--- INPUT DATA Enclosed Below ---
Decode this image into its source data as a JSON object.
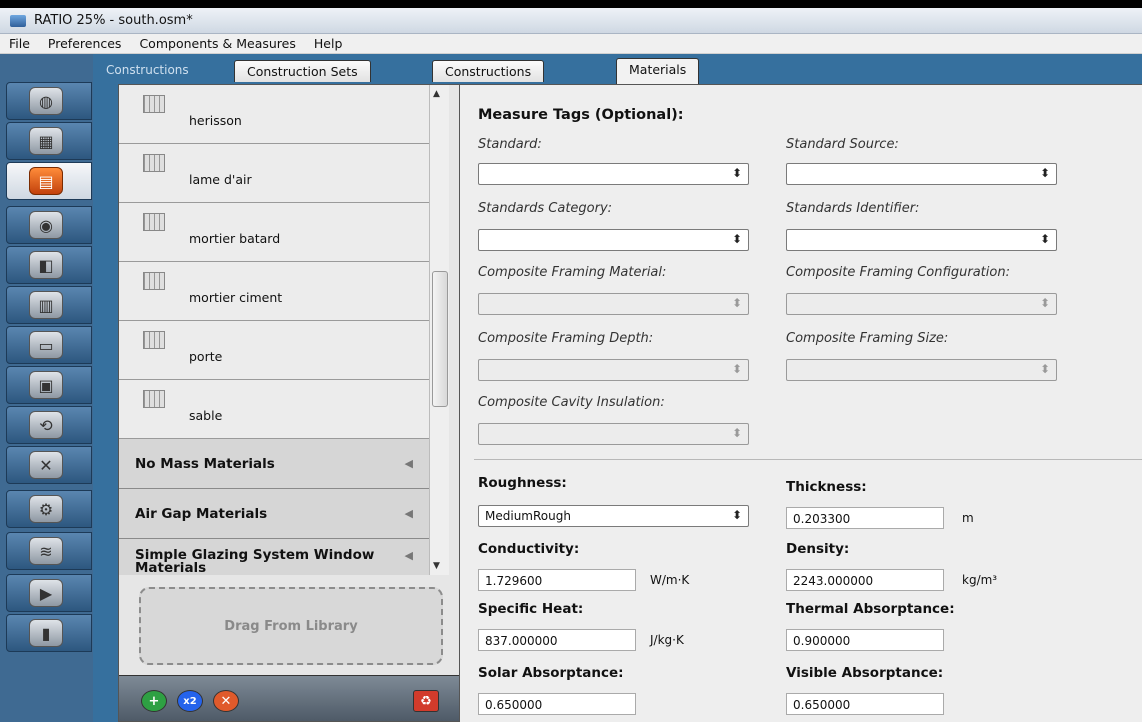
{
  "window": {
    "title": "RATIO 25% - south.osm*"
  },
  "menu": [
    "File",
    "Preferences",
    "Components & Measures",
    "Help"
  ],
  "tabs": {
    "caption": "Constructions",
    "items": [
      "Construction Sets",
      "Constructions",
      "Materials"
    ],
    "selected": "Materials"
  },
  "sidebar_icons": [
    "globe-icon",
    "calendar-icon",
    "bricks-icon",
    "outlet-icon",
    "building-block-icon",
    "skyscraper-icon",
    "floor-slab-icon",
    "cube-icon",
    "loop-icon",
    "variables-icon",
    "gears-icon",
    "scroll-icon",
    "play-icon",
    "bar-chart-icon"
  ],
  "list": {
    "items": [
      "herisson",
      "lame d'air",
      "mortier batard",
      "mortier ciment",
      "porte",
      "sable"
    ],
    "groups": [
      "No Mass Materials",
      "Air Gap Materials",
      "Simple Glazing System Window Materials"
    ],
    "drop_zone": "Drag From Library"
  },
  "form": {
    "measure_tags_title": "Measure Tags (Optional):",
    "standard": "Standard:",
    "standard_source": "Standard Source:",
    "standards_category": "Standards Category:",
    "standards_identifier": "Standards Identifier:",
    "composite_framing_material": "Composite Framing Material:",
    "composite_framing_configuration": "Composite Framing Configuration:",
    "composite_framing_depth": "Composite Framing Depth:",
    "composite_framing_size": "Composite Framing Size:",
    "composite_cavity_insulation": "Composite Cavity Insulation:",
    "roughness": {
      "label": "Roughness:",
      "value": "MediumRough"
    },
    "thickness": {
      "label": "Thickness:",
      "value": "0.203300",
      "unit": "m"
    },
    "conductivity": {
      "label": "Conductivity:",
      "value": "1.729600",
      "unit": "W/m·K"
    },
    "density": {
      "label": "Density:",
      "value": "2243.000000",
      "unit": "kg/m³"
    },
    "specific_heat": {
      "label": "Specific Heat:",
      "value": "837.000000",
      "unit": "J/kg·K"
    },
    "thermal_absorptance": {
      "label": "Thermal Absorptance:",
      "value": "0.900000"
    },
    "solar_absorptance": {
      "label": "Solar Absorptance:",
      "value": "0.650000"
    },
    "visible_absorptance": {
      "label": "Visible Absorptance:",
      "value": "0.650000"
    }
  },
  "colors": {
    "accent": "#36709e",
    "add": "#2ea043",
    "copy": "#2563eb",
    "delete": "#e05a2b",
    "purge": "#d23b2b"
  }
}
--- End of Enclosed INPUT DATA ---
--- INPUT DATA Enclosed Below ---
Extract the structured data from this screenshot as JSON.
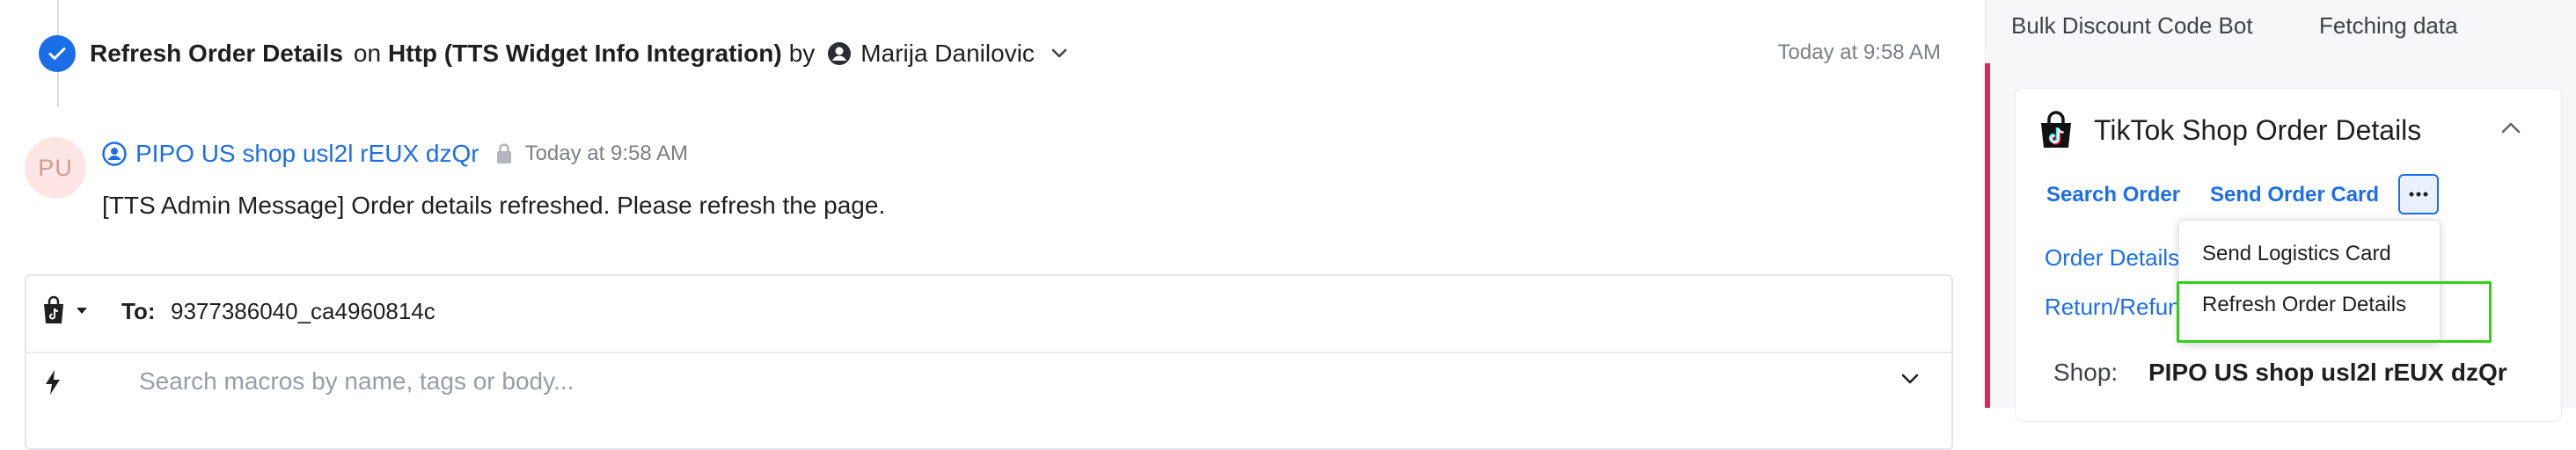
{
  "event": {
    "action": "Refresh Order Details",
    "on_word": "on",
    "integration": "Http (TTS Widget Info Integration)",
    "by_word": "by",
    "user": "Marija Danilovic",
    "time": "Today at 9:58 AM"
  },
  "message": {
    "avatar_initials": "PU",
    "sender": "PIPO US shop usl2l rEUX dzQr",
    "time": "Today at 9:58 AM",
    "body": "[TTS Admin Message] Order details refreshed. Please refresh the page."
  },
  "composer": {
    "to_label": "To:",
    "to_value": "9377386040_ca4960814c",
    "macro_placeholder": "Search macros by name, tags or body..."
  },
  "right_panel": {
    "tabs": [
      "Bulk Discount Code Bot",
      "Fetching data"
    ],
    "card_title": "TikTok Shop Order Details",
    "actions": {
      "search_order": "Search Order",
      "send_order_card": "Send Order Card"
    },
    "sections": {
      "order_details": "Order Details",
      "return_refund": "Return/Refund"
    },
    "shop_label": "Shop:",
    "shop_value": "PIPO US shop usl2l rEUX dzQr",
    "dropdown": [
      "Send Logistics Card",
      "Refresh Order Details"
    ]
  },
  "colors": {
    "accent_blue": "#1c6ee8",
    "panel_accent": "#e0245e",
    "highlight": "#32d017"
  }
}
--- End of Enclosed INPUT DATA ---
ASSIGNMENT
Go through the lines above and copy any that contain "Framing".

RESPONSE FOR THIS EXERCISE
    "composite_framing_material": "Composite Framing Material:",
    "composite_framing_configuration": "Composite Framing Configuration:",
    "composite_framing_depth": "Composite Framing Depth:",
    "composite_framing_size": "Composite Framing Size:",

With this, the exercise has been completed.